Dear Upstairs Neighbor,
There seems to be someone with a heavy tread who walks back and forth with shoes on, purposefully, in the mornings and in the evenings. Unfortunately, given our thin floors, we can hear this. It sounds very loud to us. We wish it weren’t so.
When this building was first erected, it was envisioned as an uptown utopia where middle class New Yorkers could live amidst a resort like atmosphere. In fact, a 1924 advertisement published in the New York Times promised a doctor, dentist, valet, barber, beauty salon and taxi stand all on premises. There was to be a bus to drive residents up the hill from the subway stop. The courtyard must have been lovely then, the fountain in working order, the plot of dirt around it planted with roses and vines. Now, as we know, the walkways are crumbling and certain areas have recently been marked off with yellow caution tape. Men from the former Yugoslavia call out to each other in the mornings as they fill in the courtyard cracks with cement. When I go down to do laundry in the afternoon, they are all taking a break on the stoop, not eating, not smoking, just lounging on the stairs and talking, and they give me a half-smirking, half-friendly smile and don’t quite meet my eyes when I say hello.

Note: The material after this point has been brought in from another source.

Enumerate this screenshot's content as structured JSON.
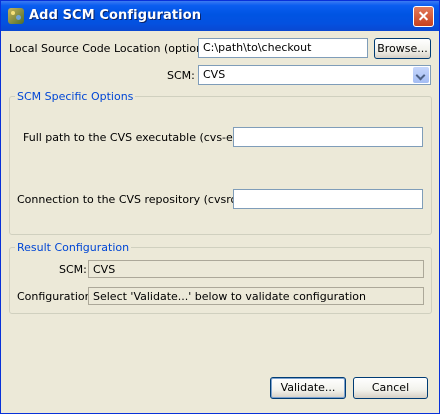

(I don’t know about you, but living in the city sometimes makes me feel like a clown, sort of like Giulietta Masina in Fellini’s Nights of Cabiria, but less scrappy, bobby-socked Roman hooker, and more tired-out, underemployed humanities Ph.D. I imagine, though, that, as happened to Cabiria, the more pious, the more jaded, and the more wealthy city dwellers are looking at me and wondering about my funny walk, my ineffectual defenses, my strange combination of pertness and defeat, the vulnerability I can’t hide from anyone.)
Do you think the floors of this building were always so thin? Did you hear the fight I had with my boyfriend last week about how offended I was that he hid the Newman-O cookies from me because I tend to eat most of them before he gets to them? Have you ever seen a ghost in here? The other night, I woke up at around 3 a.m. to a sickly toxic smell of radiator paint—it was the first night the radiators had come on this fall—and for a moment, I thought a young woman with straight dark brown hair was sitting cross-legged by my bed. (Do people still say “Indian-style”?) Then my eyes adjusted, and it was nothing, just a large mirror I have propped against the wall. It isn’t that I saw myself in the mirror, just that suddenly the woman was gone, and the mirror was in her place. She was more of a girl really, but I tend to use the word “woman” for anyone above the age of 17, mostly due to my distaste for the way the word girl has been misapplied to women for so long. Was she a ghost girl or a dream or a trick of the eyes? I don’t expect you to know, dear neighbor. But please ask your friend wearing soccer cleats to take them off and to find a new location in which to train miniature llamas to jump through hoops. Feel free to play your violin anytime, though. Perhaps the girl will like that.
Joanna Penn Cooper’s poems and micro-fictions have appeared in elimae, Opium, Pindeldyboz, and Supermachine, and a chapbook of poems and prose pieces, Mesmer, was published by Dancing Girl Press in 2010. Her piece "Andy" appeared on the Wigleaf 2011 Longlist of best pieces of very short fiction from the previous year.